§ **Exercise aim**: The data that follows should be copied out exactly.

Records from a collection:
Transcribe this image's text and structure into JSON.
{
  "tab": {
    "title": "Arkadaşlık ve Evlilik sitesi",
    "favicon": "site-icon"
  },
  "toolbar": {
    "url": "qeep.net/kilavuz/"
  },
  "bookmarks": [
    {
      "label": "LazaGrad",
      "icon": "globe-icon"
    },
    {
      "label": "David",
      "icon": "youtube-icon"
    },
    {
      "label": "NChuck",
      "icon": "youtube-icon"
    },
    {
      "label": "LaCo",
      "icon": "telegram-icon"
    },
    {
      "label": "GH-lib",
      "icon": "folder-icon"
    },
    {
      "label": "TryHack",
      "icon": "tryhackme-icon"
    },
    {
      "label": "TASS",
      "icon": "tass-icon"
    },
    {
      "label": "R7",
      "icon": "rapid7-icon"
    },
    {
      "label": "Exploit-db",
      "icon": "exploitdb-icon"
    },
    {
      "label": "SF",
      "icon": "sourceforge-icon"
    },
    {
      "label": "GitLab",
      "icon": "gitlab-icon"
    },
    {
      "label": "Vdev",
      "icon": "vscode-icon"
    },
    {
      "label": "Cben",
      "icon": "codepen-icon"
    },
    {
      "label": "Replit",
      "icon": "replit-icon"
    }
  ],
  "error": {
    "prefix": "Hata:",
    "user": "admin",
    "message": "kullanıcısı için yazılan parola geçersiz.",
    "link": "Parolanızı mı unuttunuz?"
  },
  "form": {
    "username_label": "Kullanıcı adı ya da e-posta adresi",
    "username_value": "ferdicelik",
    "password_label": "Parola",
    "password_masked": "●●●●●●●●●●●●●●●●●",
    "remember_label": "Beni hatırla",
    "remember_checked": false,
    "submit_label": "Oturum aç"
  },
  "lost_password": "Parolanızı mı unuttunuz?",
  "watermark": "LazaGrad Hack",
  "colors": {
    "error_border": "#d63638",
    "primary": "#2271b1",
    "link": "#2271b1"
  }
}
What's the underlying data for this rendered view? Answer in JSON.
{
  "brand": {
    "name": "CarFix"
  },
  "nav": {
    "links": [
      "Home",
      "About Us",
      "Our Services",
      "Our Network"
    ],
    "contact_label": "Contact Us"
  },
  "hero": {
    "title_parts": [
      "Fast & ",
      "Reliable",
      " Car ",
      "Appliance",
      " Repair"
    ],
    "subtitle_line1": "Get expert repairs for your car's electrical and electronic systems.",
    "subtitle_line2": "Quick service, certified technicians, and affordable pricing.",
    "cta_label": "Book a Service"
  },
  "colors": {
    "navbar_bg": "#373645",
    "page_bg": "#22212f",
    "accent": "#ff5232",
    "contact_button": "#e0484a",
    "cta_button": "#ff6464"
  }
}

§ **Output for this task**:
Transcribe this image's text and structure into JSON.
{
  "tab": {
    "title": "Arkadaşlık ve Evlilik sitesi",
    "favicon": "site-icon"
  },
  "toolbar": {
    "url": "qeep.net/kilavuz/"
  },
  "bookmarks": [
    {
      "label": "LazaGrad",
      "icon": "globe-icon"
    },
    {
      "label": "David",
      "icon": "youtube-icon"
    },
    {
      "label": "NChuck",
      "icon": "youtube-icon"
    },
    {
      "label": "LaCo",
      "icon": "telegram-icon"
    },
    {
      "label": "GH-lib",
      "icon": "folder-icon"
    },
    {
      "label": "TryHack",
      "icon": "tryhackme-icon"
    },
    {
      "label": "TASS",
      "icon": "tass-icon"
    },
    {
      "label": "R7",
      "icon": "rapid7-icon"
    },
    {
      "label": "Exploit-db",
      "icon": "exploitdb-icon"
    },
    {
      "label": "SF",
      "icon": "sourceforge-icon"
    },
    {
      "label": "GitLab",
      "icon": "gitlab-icon"
    },
    {
      "label": "Vdev",
      "icon": "vscode-icon"
    },
    {
      "label": "Cben",
      "icon": "codepen-icon"
    },
    {
      "label": "Replit",
      "icon": "replit-icon"
    }
  ],
  "error": {
    "prefix": "Hata:",
    "user": "admin",
    "message": "kullanıcısı için yazılan parola geçersiz.",
    "link": "Parolanızı mı unuttunuz?"
  },
  "form": {
    "username_label": "Kullanıcı adı ya da e-posta adresi",
    "username_value": "ferdicelik",
    "password_label": "Parola",
    "password_masked": "●●●●●●●●●●●●●●●●●",
    "remember_label": "Beni hatırla",
    "remember_checked": false,
    "submit_label": "Oturum aç"
  },
  "lost_password": "Parolanızı mı unuttunuz?",
  "watermark": "LazaGrad Hack",
  "colors": {
    "error_border": "#d63638",
    "primary": "#2271b1",
    "link": "#2271b1"
  }
}
What's the underlying data for this rendered view? Answer in JSON.
{
  "brand": {
    "name": "CarFix"
  },
  "nav": {
    "links": [
      "Home",
      "About Us",
      "Our Services",
      "Our Network"
    ],
    "contact_label": "Contact Us"
  },
  "hero": {
    "title_parts": [
      "Fast & ",
      "Reliable",
      " Car ",
      "Appliance",
      " Repair"
    ],
    "subtitle_line1": "Get expert repairs for your car's electrical and electronic systems.",
    "subtitle_line2": "Quick service, certified technicians, and affordable pricing.",
    "cta_label": "Book a Service"
  },
  "colors": {
    "navbar_bg": "#373645",
    "page_bg": "#22212f",
    "accent": "#ff5232",
    "contact_button": "#e0484a",
    "cta_button": "#ff6464"
  }
}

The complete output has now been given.